Old 03-23-2007, 10:40 PM   #17
Dojo: Aikido of Midland
Location: Midland Texas
Join Date: Dec 2000
Posts: 1,652
Re: George Ledyard on the Future of Aikido

The future cannot be predicted with any certainty. However, it can be somewhat anticipated and in some cases designed. One of my concerns about the art is the lack of planning. What happens when a shihan suddenly dies as did the case of AAA with no heir apparent?

Futurists use the concept of scenarios to identify some of the possibilities given certain events occcur. I will attempt to lay out one possibility in this one and maybe others later.

A Scenario:
As Japanese instructor who have studied directly die off and fail to transmit what they had learned, especially the internal aspects, the skills and knowledge of the next generation are watered down. The decreasing importance of martial arts in Japanese society makes all arts and aikido as well of little importance. With decreasing enrollmen, it becomes impossible to make a living teaching martial arts for pretty much everything. Foreign schools still fascinated with other cultures provide a source of income. However, with the skill levels being relatively comparable to Japanese instructors who are able to eke out a living, foreign aikidoka start looking for more say in the "organization". A lack of willingness of the Japanese to share power and the lack of an heir apparent by the yondai doshu split the aikikai into factions with most leaving. Power struggles abound and many small organizations tired of "big organizations" develop. Ranks become inflated and start to have little value other than in the small group or dojo as has happened with Taekwondo and other arts. Aikido is now pretty confusing to the public since it differs so greatly from dojo to dojo. Globalization results in greater societal mobility with the desire to be able to have rank comparability or interchangeability. Once this reality sinks in that rank has little meaning other than in the individual dojo, enrollments decline and people look for arts with more consistency, fewer power struggles, and rank interchangability across regions. Ultimately, the art loses its identify and dies-looking nothing like the original art

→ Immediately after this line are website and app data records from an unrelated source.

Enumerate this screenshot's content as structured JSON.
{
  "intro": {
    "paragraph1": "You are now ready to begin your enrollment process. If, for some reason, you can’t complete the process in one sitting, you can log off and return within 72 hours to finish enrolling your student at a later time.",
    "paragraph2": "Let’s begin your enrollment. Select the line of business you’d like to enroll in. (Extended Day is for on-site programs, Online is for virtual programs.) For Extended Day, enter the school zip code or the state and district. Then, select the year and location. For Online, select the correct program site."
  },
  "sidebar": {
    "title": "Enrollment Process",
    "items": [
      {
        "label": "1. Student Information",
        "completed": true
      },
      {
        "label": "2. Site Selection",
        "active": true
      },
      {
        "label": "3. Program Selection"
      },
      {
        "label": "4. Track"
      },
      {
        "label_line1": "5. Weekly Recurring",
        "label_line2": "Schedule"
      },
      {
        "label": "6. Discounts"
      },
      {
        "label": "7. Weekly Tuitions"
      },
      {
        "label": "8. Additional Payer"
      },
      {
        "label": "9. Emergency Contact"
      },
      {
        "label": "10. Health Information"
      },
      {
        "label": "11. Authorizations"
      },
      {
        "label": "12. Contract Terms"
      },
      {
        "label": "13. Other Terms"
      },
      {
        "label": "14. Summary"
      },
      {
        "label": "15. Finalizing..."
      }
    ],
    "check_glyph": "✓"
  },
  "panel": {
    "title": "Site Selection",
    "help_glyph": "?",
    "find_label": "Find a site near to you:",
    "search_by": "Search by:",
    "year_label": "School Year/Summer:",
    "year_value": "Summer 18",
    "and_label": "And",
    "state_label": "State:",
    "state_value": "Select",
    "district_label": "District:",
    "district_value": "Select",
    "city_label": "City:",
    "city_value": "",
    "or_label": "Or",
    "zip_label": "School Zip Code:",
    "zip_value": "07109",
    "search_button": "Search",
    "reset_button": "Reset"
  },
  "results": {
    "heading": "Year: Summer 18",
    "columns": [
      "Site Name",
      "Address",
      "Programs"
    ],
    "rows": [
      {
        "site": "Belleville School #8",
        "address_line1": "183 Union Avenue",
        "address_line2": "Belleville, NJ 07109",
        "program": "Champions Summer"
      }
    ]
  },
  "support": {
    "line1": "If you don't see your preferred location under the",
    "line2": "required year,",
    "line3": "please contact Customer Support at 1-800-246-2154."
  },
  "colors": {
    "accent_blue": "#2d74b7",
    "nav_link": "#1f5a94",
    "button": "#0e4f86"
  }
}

Pessimistic. Yes. Are there trends out there suggesting this could happen? Yep.

Organizations are the glue to hold groups together. They inherently have problems, however, they do serve a purpose or several purposes: standards, recognition, succession opportunities, functioning systems, etc. Problems within organizations are generally caused by people with agendas more self-serving than group serving. Such political rifts destroy the group dynamics and trust.

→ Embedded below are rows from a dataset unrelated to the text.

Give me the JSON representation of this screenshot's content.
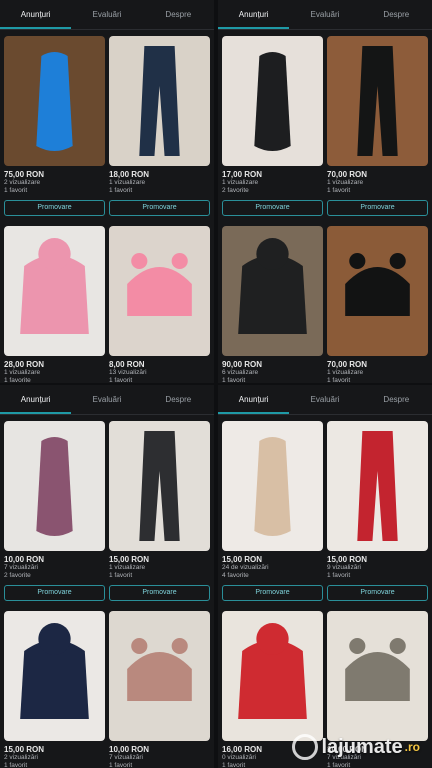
{
  "tabs": [
    "Anunțuri",
    "Evaluări",
    "Despre"
  ],
  "panels": [
    {
      "cards": [
        {
          "price": "75,00 RON",
          "meta1": "2 vizualizare",
          "meta2": "1 favorit",
          "button": "Promovare",
          "color": "#1e7fd8",
          "bg": "#6a4a2f"
        },
        {
          "price": "18,00 RON",
          "meta1": "1 vizualizare",
          "meta2": "1 favorit",
          "button": "Promovare",
          "color": "#203047",
          "bg": "#d9d2c8"
        },
        {
          "price": "28,00 RON",
          "meta1": "1 vizualizare",
          "meta2": "1 favorite",
          "button": "",
          "color": "#ec95ae",
          "bg": "#e8e6e3"
        },
        {
          "price": "8,00 RON",
          "meta1": "13 vizualizări",
          "meta2": "1 favorit",
          "button": "",
          "color": "#f38ca5",
          "bg": "#dcd4cc"
        }
      ]
    },
    {
      "cards": [
        {
          "price": "17,00 RON",
          "meta1": "1 vizualizare",
          "meta2": "2 favorite",
          "button": "Promovare",
          "color": "#1d1e20",
          "bg": "#e6e0da"
        },
        {
          "price": "70,00 RON",
          "meta1": "1 vizualizare",
          "meta2": "1 favorit",
          "button": "Promovare",
          "color": "#141515",
          "bg": "#8d5c3a"
        },
        {
          "price": "90,00 RON",
          "meta1": "6 vizualizare",
          "meta2": "1 favorit",
          "button": "",
          "color": "#1f2021",
          "bg": "#7a6a58"
        },
        {
          "price": "70,00 RON",
          "meta1": "1 vizualizare",
          "meta2": "1 favorit",
          "button": "",
          "color": "#121313",
          "bg": "#8b5b38"
        }
      ]
    },
    {
      "cards": [
        {
          "price": "10,00 RON",
          "meta1": "7 vizualizări",
          "meta2": "2 favorite",
          "button": "Promovare",
          "color": "#8a5470",
          "bg": "#e7e5e2"
        },
        {
          "price": "15,00 RON",
          "meta1": "1 vizualizare",
          "meta2": "1 favorit",
          "button": "Promovare",
          "color": "#2d2e31",
          "bg": "#e2ded8"
        },
        {
          "price": "15,00 RON",
          "meta1": "2 vizualizări",
          "meta2": "1 favorit",
          "button": "",
          "color": "#1c2744",
          "bg": "#ebe8e5"
        },
        {
          "price": "10,00 RON",
          "meta1": "7 vizualizări",
          "meta2": "1 favorit",
          "button": "",
          "color": "#b9897e",
          "bg": "#ddd8d0"
        }
      ]
    },
    {
      "cards": [
        {
          "price": "15,00 RON",
          "meta1": "24 de vizualizări",
          "meta2": "4 favorite",
          "button": "Promovare",
          "color": "#d8bfa5",
          "bg": "#eeeae6"
        },
        {
          "price": "15,00 RON",
          "meta1": "9 vizualizări",
          "meta2": "1 favorit",
          "button": "Promovare",
          "color": "#c3242f",
          "bg": "#ece8e3"
        },
        {
          "price": "16,00 RON",
          "meta1": "0 vizualizări",
          "meta2": "1 favorit",
          "button": "",
          "color": "#cf2b31",
          "bg": "#e9e4dd"
        },
        {
          "price": "10,00 RON",
          "meta1": "7 vizualizări",
          "meta2": "1 favorit",
          "button": "",
          "color": "#7f7a6f",
          "bg": "#e5e0d8"
        }
      ]
    }
  ],
  "watermark": "lajumate",
  "watermark_dot": ".ro"
}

Many other scenarios can be developed or one can design a future. I will attempt to design a better one tomorrow and throw it out as well.

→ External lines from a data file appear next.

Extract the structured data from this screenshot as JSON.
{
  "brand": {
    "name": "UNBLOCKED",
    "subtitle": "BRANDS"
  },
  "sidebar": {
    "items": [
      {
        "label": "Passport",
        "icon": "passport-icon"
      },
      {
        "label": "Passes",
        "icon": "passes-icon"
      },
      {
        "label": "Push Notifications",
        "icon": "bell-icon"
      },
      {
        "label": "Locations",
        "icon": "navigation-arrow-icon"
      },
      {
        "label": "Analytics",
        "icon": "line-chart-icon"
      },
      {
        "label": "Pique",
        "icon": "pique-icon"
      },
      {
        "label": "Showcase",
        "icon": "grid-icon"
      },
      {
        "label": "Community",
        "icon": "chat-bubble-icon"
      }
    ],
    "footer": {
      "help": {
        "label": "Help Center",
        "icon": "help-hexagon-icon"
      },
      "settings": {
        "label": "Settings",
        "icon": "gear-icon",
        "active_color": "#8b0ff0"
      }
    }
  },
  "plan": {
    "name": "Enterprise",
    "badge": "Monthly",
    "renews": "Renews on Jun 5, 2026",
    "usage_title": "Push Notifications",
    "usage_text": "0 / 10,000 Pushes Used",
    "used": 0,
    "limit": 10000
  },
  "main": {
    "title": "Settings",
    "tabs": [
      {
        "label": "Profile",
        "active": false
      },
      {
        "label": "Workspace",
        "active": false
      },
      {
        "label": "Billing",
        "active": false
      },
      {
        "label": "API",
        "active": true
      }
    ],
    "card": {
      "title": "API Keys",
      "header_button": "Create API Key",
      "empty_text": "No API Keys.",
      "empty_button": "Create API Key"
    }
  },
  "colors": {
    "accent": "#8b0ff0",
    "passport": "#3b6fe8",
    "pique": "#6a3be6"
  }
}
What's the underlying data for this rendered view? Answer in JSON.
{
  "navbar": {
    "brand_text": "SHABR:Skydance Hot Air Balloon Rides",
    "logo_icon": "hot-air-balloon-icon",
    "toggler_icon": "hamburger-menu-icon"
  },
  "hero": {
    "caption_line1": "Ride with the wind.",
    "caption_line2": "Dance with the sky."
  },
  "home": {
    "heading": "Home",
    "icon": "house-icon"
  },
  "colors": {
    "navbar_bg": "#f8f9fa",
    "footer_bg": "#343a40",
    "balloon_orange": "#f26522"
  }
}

Last edited by aikidoc : 03-23-2007 at 10:45 PM.
  Reply With Quote